Records drawn from a dataset
↓
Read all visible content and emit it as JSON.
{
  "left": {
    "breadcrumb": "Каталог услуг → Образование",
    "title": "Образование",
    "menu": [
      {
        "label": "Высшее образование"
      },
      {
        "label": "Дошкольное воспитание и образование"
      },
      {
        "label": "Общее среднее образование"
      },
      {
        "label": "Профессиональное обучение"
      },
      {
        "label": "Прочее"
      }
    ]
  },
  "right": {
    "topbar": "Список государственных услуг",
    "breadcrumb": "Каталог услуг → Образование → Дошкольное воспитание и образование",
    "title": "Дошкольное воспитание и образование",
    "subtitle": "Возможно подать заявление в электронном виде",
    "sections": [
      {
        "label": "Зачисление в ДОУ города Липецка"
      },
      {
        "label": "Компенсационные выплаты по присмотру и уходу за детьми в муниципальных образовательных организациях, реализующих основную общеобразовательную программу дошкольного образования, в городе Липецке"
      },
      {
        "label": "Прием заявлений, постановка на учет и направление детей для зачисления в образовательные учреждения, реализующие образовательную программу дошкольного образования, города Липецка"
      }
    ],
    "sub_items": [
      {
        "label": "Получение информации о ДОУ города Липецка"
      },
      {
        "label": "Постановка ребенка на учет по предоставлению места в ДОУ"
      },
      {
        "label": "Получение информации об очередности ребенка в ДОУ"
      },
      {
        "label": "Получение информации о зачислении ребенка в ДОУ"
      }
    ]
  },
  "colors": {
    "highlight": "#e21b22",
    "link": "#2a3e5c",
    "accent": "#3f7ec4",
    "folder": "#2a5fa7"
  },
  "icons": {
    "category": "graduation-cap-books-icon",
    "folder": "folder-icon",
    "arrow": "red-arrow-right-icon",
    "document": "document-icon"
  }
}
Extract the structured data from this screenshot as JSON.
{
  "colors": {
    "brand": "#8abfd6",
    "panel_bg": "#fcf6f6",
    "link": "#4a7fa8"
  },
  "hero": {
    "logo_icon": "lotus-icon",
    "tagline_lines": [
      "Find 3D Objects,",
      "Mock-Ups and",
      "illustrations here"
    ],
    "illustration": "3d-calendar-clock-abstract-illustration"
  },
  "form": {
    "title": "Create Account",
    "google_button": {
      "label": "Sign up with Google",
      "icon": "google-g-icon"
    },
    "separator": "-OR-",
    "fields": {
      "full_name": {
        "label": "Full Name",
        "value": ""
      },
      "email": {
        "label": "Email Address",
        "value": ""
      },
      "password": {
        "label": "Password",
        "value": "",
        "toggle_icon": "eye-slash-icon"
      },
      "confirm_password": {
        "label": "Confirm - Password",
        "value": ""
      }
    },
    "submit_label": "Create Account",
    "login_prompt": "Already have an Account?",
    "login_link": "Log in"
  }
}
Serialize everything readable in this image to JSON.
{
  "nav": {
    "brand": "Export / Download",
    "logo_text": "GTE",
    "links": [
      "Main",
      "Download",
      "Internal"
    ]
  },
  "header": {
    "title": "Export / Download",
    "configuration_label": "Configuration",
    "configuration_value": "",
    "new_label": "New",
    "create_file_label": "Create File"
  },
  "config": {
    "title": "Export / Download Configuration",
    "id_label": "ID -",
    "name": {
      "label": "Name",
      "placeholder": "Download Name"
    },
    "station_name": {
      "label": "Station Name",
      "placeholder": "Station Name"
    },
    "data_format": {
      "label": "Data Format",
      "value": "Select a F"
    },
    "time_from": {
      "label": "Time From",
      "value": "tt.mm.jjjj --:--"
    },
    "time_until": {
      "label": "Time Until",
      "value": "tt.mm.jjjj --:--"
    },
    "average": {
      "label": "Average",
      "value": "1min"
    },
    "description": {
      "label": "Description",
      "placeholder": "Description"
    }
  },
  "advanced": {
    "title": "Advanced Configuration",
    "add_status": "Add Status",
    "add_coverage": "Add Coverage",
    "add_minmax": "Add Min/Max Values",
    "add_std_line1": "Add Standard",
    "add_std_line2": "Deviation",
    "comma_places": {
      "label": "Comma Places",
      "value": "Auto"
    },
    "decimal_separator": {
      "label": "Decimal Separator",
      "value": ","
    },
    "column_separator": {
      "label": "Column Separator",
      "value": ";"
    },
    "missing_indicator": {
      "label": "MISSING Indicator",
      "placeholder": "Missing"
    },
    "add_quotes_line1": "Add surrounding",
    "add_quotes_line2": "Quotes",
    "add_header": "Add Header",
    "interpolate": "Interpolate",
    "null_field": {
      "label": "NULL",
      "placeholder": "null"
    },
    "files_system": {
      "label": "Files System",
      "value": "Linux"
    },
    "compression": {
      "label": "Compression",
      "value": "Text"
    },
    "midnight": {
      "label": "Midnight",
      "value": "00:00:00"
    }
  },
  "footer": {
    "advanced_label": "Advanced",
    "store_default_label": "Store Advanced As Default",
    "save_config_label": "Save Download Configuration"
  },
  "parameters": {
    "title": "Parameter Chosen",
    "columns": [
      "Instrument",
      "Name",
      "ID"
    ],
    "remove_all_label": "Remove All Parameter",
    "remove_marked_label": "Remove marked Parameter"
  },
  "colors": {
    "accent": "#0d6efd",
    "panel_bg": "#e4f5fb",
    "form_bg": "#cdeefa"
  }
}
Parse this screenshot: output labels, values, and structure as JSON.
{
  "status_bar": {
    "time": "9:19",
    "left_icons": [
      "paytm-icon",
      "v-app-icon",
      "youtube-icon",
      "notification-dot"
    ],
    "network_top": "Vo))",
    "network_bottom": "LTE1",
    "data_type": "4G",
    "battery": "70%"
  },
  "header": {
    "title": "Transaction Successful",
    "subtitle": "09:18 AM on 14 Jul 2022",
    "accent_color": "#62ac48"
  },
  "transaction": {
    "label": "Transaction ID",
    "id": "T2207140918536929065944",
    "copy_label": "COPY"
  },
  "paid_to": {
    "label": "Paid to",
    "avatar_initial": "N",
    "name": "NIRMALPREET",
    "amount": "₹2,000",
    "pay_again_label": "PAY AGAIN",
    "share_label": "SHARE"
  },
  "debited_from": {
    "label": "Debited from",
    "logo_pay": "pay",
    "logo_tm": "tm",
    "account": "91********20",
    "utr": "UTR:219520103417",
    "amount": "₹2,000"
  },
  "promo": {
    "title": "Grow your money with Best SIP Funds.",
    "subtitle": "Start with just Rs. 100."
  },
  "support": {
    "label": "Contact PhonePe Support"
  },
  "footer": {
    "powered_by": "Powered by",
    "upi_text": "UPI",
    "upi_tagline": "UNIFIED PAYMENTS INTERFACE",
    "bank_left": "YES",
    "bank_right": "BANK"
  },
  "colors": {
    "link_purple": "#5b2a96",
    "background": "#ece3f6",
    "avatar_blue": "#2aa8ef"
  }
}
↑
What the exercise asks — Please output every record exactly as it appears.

Your response —
Read all visible content and emit it as JSON.
{
  "left": {
    "breadcrumb": "Каталог услуг → Образование",
    "title": "Образование",
    "menu": [
      {
        "label": "Высшее образование"
      },
      {
        "label": "Дошкольное воспитание и образование"
      },
      {
        "label": "Общее среднее образование"
      },
      {
        "label": "Профессиональное обучение"
      },
      {
        "label": "Прочее"
      }
    ]
  },
  "right": {
    "topbar": "Список государственных услуг",
    "breadcrumb": "Каталог услуг → Образование → Дошкольное воспитание и образование",
    "title": "Дошкольное воспитание и образование",
    "subtitle": "Возможно подать заявление в электронном виде",
    "sections": [
      {
        "label": "Зачисление в ДОУ города Липецка"
      },
      {
        "label": "Компенсационные выплаты по присмотру и уходу за детьми в муниципальных образовательных организациях, реализующих основную общеобразовательную программу дошкольного образования, в городе Липецке"
      },
      {
        "label": "Прием заявлений, постановка на учет и направление детей для зачисления в образовательные учреждения, реализующие образовательную программу дошкольного образования, города Липецка"
      }
    ],
    "sub_items": [
      {
        "label": "Получение информации о ДОУ города Липецка"
      },
      {
        "label": "Постановка ребенка на учет по предоставлению места в ДОУ"
      },
      {
        "label": "Получение информации об очередности ребенка в ДОУ"
      },
      {
        "label": "Получение информации о зачислении ребенка в ДОУ"
      }
    ]
  },
  "colors": {
    "highlight": "#e21b22",
    "link": "#2a3e5c",
    "accent": "#3f7ec4",
    "folder": "#2a5fa7"
  },
  "icons": {
    "category": "graduation-cap-books-icon",
    "folder": "folder-icon",
    "arrow": "red-arrow-right-icon",
    "document": "document-icon"
  }
}
Extract the structured data from this screenshot as JSON.
{
  "colors": {
    "brand": "#8abfd6",
    "panel_bg": "#fcf6f6",
    "link": "#4a7fa8"
  },
  "hero": {
    "logo_icon": "lotus-icon",
    "tagline_lines": [
      "Find 3D Objects,",
      "Mock-Ups and",
      "illustrations here"
    ],
    "illustration": "3d-calendar-clock-abstract-illustration"
  },
  "form": {
    "title": "Create Account",
    "google_button": {
      "label": "Sign up with Google",
      "icon": "google-g-icon"
    },
    "separator": "-OR-",
    "fields": {
      "full_name": {
        "label": "Full Name",
        "value": ""
      },
      "email": {
        "label": "Email Address",
        "value": ""
      },
      "password": {
        "label": "Password",
        "value": "",
        "toggle_icon": "eye-slash-icon"
      },
      "confirm_password": {
        "label": "Confirm - Password",
        "value": ""
      }
    },
    "submit_label": "Create Account",
    "login_prompt": "Already have an Account?",
    "login_link": "Log in"
  }
}
Serialize everything readable in this image to JSON.
{
  "nav": {
    "brand": "Export / Download",
    "logo_text": "GTE",
    "links": [
      "Main",
      "Download",
      "Internal"
    ]
  },
  "header": {
    "title": "Export / Download",
    "configuration_label": "Configuration",
    "configuration_value": "",
    "new_label": "New",
    "create_file_label": "Create File"
  },
  "config": {
    "title": "Export / Download Configuration",
    "id_label": "ID -",
    "name": {
      "label": "Name",
      "placeholder": "Download Name"
    },
    "station_name": {
      "label": "Station Name",
      "placeholder": "Station Name"
    },
    "data_format": {
      "label": "Data Format",
      "value": "Select a F"
    },
    "time_from": {
      "label": "Time From",
      "value": "tt.mm.jjjj --:--"
    },
    "time_until": {
      "label": "Time Until",
      "value": "tt.mm.jjjj --:--"
    },
    "average": {
      "label": "Average",
      "value": "1min"
    },
    "description": {
      "label": "Description",
      "placeholder": "Description"
    }
  },
  "advanced": {
    "title": "Advanced Configuration",
    "add_status": "Add Status",
    "add_coverage": "Add Coverage",
    "add_minmax": "Add Min/Max Values",
    "add_std_line1": "Add Standard",
    "add_std_line2": "Deviation",
    "comma_places": {
      "label": "Comma Places",
      "value": "Auto"
    },
    "decimal_separator": {
      "label": "Decimal Separator",
      "value": ","
    },
    "column_separator": {
      "label": "Column Separator",
      "value": ";"
    },
    "missing_indicator": {
      "label": "MISSING Indicator",
      "placeholder": "Missing"
    },
    "add_quotes_line1": "Add surrounding",
    "add_quotes_line2": "Quotes",
    "add_header": "Add Header",
    "interpolate": "Interpolate",
    "null_field": {
      "label": "NULL",
      "placeholder": "null"
    },
    "files_system": {
      "label": "Files System",
      "value": "Linux"
    },
    "compression": {
      "label": "Compression",
      "value": "Text"
    },
    "midnight": {
      "label": "Midnight",
      "value": "00:00:00"
    }
  },
  "footer": {
    "advanced_label": "Advanced",
    "store_default_label": "Store Advanced As Default",
    "save_config_label": "Save Download Configuration"
  },
  "parameters": {
    "title": "Parameter Chosen",
    "columns": [
      "Instrument",
      "Name",
      "ID"
    ],
    "remove_all_label": "Remove All Parameter",
    "remove_marked_label": "Remove marked Parameter"
  },
  "colors": {
    "accent": "#0d6efd",
    "panel_bg": "#e4f5fb",
    "form_bg": "#cdeefa"
  }
}
Parse this screenshot: output labels, values, and structure as JSON.
{
  "status_bar": {
    "time": "9:19",
    "left_icons": [
      "paytm-icon",
      "v-app-icon",
      "youtube-icon",
      "notification-dot"
    ],
    "network_top": "Vo))",
    "network_bottom": "LTE1",
    "data_type": "4G",
    "battery": "70%"
  },
  "header": {
    "title": "Transaction Successful",
    "subtitle": "09:18 AM on 14 Jul 2022",
    "accent_color": "#62ac48"
  },
  "transaction": {
    "label": "Transaction ID",
    "id": "T2207140918536929065944",
    "copy_label": "COPY"
  },
  "paid_to": {
    "label": "Paid to",
    "avatar_initial": "N",
    "name": "NIRMALPREET",
    "amount": "₹2,000",
    "pay_again_label": "PAY AGAIN",
    "share_label": "SHARE"
  },
  "debited_from": {
    "label": "Debited from",
    "logo_pay": "pay",
    "logo_tm": "tm",
    "account": "91********20",
    "utr": "UTR:219520103417",
    "amount": "₹2,000"
  },
  "promo": {
    "title": "Grow your money with Best SIP Funds.",
    "subtitle": "Start with just Rs. 100."
  },
  "support": {
    "label": "Contact PhonePe Support"
  },
  "footer": {
    "powered_by": "Powered by",
    "upi_text": "UPI",
    "upi_tagline": "UNIFIED PAYMENTS INTERFACE",
    "bank_left": "YES",
    "bank_right": "BANK"
  },
  "colors": {
    "link_purple": "#5b2a96",
    "background": "#ece3f6",
    "avatar_blue": "#2aa8ef"
  }
}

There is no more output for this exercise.